checkout -p: handle new files correctly", 2020-05-27, Git v2.28.0-rc0 -- merge listed in batch #2) had previously changed
add -pto handle new files but it did not implement patch editing correctly.
The perl version simply forbade editing and the C version opened the editor with the full diff rather that just the hunk which meant that the user had to edit the hunk header manually to get it to work.
The root cause of the problem is that added files store the diff header with the hunk data rather than separating the two as we do for other changes. Changing added files to store the diff header separately fixes the editing problem at the expense of having to special case empty additions as they no longer have any hunks associated with them, only the diff header.
The changes move some existing code into a conditional changing the indentation, they are best viewed with
--ignore-space-changeworks well to get an overview of the changes)
A bit more clarity is added with Git 2.32 (Q2 2021):
doc: point to diff attribute in patch format docs
Signed-off-by: Peter Oliver
From the documentation for generating patch text with diff-related commands, refer to the documentation for the diff attribute.
diff-generate-patch now includes in its man page:
- Hunk headers mention the name of the function to which the hunk applies.
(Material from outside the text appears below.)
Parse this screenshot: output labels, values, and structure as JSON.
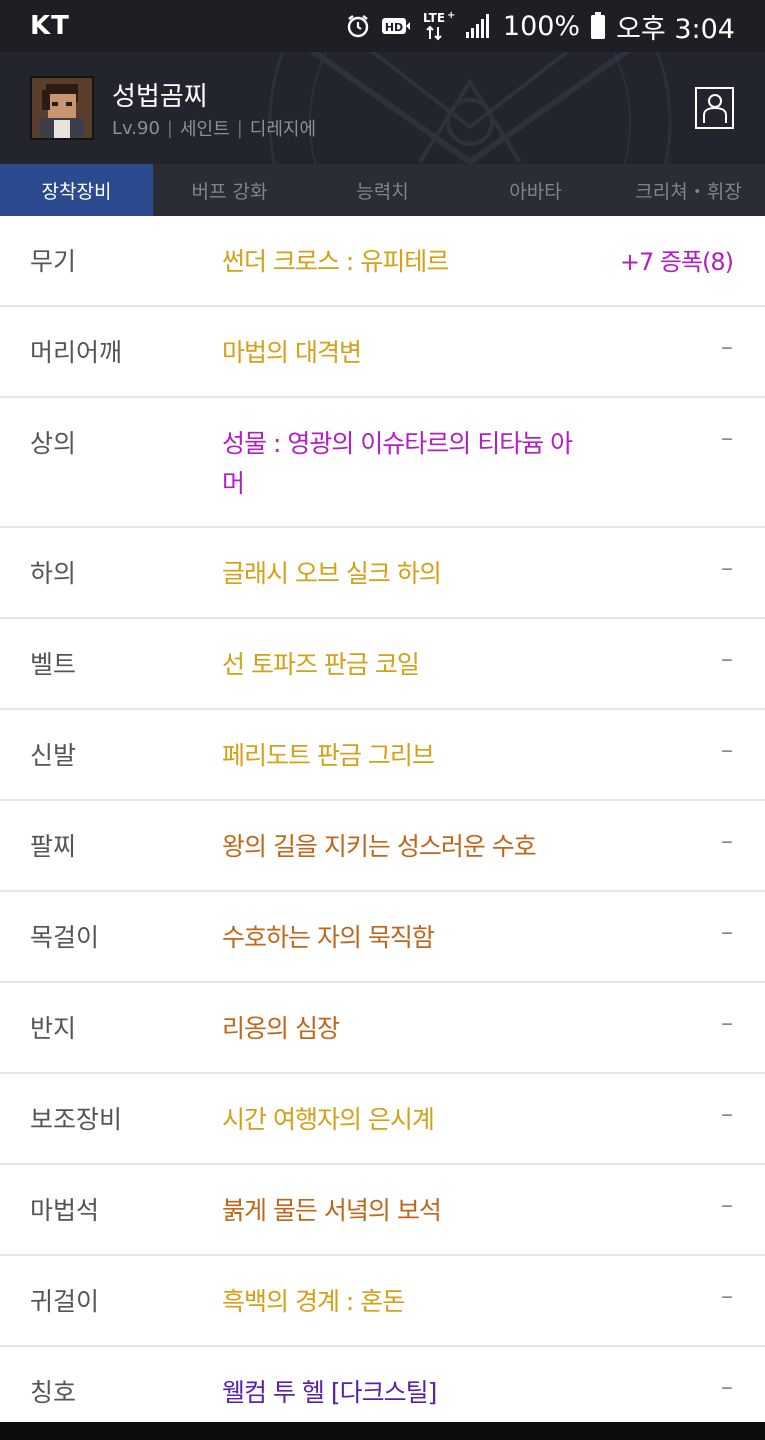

See "Defining a custom hunk-header" in
gitattributesfor details of how to tailor to this to specific languages.
git add -p is really about adding changes to already tracked files.
The command to interactively select files to add is
git add -i. For example:
$ git add -i *** Commands *** 1: status 2: update 3: revert 4: add untracked 5: patch 6: diff 7: quit 8: help What now> a 1: another-new.java 2: new.java Add untracked>> 2 1: another-new.java * 2: new.java Add untracked>> added one path *** Commands *** 1: status 2: update 3: revert 4: add untracked 5: patch 6: diff 7: quit 8: help What now> q Bye. $ git status On branch master Changes to be committed: (use "git reset HEAD <file>..." to unstage) new file: new.java Untracked files: (use "git add <file>..." to include in what will be committed) another-new.java
(The real command has colors which I couldn't cut-and-paste here, so it's nicer than it seems)
Actually, the patch command of
git add -i does the same as
git add -p, so the second is a subset of the first (even though I admit I love
add -p and hate
add -i myself!).
There's also a very similar approach making use of the
1) Turn your unstaged changes into staged, just like your added file.
git add edited-file.txt git add new-file.txt git add directory-of-changes/
2) Look at the diff (note: you can include both edits and new files).
git diff --cached
3) Create the patch.
git diff --cached > my_patch_file.patch